In this May 4, 2021 file photo Rep. Barry Loudermilk listens to a speaker at a press conference in Marietta, Ga.
Ron Harris/AP, FILE

The House select committee investigating the Jan. 6 attack on the U.S. Capitol had requested information from Loudermilk, a Georgia Republican, suggesting in a May letter that he may be linked to a tour through parts of the Capitol on the day before the attack.

Manger told Rep. Rodney Davis, an Illinois Republican, that no such tours were conducted and that Loudermilk was giving a tour to constituents.

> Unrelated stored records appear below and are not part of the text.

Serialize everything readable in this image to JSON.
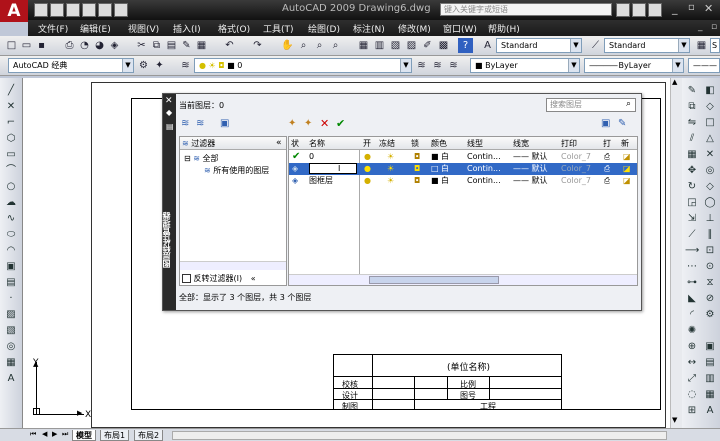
{
  "window": {
    "logo_letter": "A",
    "title": "AutoCAD 2009  Drawing6.dwg",
    "search_placeholder": "键入关键字或短语"
  },
  "menu": [
    "文件(F)",
    "编辑(E)",
    "视图(V)",
    "插入(I)",
    "格式(O)",
    "工具(T)",
    "绘图(D)",
    "标注(N)",
    "修改(M)",
    "窗口(W)",
    "帮助(H)"
  ],
  "toolbar": {
    "text_style": "Standard",
    "dim_style": "Standard",
    "table_style_partial": "S",
    "workspace": "AutoCAD 经典",
    "layer_combo": "0",
    "color_combo": "ByLayer",
    "linetype_combo": "ByLayer"
  },
  "dialog": {
    "side_title": "图层特性管理器",
    "current_layer_label": "当前图层：0",
    "search_placeholder": "搜索图层",
    "filter_header": "过滤器",
    "filter_collapse": "«",
    "filter_tree": [
      "全部",
      "所有使用的图层"
    ],
    "invert_filter_label": "反转过滤器(I)",
    "columns": [
      "状",
      "名称",
      "开",
      "冻结",
      "锁",
      "颜色",
      "线型",
      "线宽",
      "打印",
      "打",
      "新"
    ],
    "layers": [
      {
        "status": "check",
        "name": "0",
        "color_name": "白",
        "linetype": "Contin...",
        "lineweight": "—— 默认",
        "plot_style": "Color_7",
        "selected": false
      },
      {
        "status": "layer",
        "name": "",
        "color_name": "白",
        "linetype": "Contin...",
        "lineweight": "—— 默认",
        "plot_style": "Color_7",
        "selected": true
      },
      {
        "status": "layer",
        "name": "图框层",
        "color_name": "白",
        "linetype": "Contin...",
        "lineweight": "—— 默认",
        "plot_style": "Color_7",
        "selected": false
      }
    ],
    "status_text": "全部：显示了 3 个图层，共 3 个图层"
  },
  "title_block": {
    "header": "(单位名称)",
    "rows": [
      {
        "label": "校核",
        "field": "比例"
      },
      {
        "label": "设计",
        "field": "图号"
      },
      {
        "label": "制图",
        "field": "工程"
      }
    ]
  },
  "ucs": {
    "y": "Y",
    "x": "X"
  },
  "tabs": [
    "模型",
    "布局1",
    "布局2"
  ]
}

"As I've said since the Jan. 6 Committee made their baseless accusation about me to the media, I never gave a tour of the Capitol on Jan 5, 2021 and a small group visiting their congressman is in no way a suspicious activity," Loudermilk said in a tweet Tuesday. "Now the Capitol Police have confirmed this fact."

Rep. Mickie Sherill, a New Jersey Democrat, alleged in a January 2021 letter that she witnessed tours being conducted the day before Jan. 6.

"The tours being conducted on Tuesday, January 5, were a noticeable and concerning departure from the procedures in place in March of 2020 that limited the number of visitors to the Capitol," Sherill wrote. "These tours were so concerning they were reported to the Sargent (sic) at Arms on January 5."

Manger's letter says that the group of 15 people entered the Rayburn House Office building and was met by a Loudermilk staffer and then went to the congressman's office and then to the Cannon House Office Building basement.

"At no time did the group appear in any tunnels that would have led them to the U.S. Capitol. In addition, the tunnels leading to the U.S. Capitol were posted with USCP officers and admittance to the U.S. Capitol without a Member of Congress was not permitted on January 5, 2021," the letter said.

Manger says officers are trained to see anything suspicious and what individuals did on Loudermilk's tour was not.

"There is no evidence that Representative Loudermilk entered the U.S. Capitol with this group on January 5, 2021," he writes. "We train our officers on being alert for people conducting surveillance or reconnaissance, and we do not consider any of the activities we observed as suspicious."

Related Topics